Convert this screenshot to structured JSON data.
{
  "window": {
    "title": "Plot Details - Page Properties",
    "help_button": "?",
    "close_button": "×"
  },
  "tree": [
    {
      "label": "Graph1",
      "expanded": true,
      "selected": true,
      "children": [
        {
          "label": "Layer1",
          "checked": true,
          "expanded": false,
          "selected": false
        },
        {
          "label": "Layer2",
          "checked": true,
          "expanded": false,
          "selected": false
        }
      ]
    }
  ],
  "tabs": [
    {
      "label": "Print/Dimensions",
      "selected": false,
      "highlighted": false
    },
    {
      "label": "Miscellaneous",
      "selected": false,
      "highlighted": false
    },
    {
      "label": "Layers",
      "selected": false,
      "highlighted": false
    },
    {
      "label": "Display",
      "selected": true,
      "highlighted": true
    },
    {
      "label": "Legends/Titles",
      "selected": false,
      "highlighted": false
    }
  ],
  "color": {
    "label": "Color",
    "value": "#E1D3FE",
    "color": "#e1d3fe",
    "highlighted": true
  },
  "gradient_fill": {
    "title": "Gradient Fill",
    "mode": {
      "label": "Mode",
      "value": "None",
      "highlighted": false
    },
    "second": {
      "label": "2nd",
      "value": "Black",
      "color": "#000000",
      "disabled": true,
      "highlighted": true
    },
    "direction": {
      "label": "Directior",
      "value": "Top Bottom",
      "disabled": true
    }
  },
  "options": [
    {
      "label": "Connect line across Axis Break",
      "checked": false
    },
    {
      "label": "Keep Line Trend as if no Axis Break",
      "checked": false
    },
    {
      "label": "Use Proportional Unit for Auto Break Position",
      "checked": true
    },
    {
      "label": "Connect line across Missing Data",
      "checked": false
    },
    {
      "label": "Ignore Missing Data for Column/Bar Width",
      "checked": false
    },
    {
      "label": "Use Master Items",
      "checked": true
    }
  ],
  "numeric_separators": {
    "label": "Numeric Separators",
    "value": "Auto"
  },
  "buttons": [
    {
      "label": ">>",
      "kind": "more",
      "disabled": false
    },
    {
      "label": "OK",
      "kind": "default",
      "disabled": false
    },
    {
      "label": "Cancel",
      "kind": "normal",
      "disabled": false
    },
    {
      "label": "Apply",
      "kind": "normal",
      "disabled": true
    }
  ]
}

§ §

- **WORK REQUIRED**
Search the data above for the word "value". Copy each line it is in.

- **REPLY**
    "value": "#E1D3FE",
      "value": "None",
      "value": "Black",
      "value": "Top Bottom",
    "value": "Auto"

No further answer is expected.